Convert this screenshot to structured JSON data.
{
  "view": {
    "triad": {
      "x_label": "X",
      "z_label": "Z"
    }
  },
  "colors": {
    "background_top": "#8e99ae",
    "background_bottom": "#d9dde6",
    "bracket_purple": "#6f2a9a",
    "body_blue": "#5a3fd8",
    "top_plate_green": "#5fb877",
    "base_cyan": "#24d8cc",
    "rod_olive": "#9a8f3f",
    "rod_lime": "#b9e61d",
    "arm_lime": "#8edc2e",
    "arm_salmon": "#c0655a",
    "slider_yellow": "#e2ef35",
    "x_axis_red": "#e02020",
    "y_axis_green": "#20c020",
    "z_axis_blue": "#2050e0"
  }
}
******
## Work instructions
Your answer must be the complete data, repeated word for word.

## Solution
Convert this screenshot to structured JSON data.
{
  "view": {
    "triad": {
      "x_label": "X",
      "z_label": "Z"
    }
  },
  "colors": {
    "background_top": "#8e99ae",
    "background_bottom": "#d9dde6",
    "bracket_purple": "#6f2a9a",
    "body_blue": "#5a3fd8",
    "top_plate_green": "#5fb877",
    "base_cyan": "#24d8cc",
    "rod_olive": "#9a8f3f",
    "rod_lime": "#b9e61d",
    "arm_lime": "#8edc2e",
    "arm_salmon": "#c0655a",
    "slider_yellow": "#e2ef35",
    "x_axis_red": "#e02020",
    "y_axis_green": "#20c020",
    "z_axis_blue": "#2050e0"
  }
}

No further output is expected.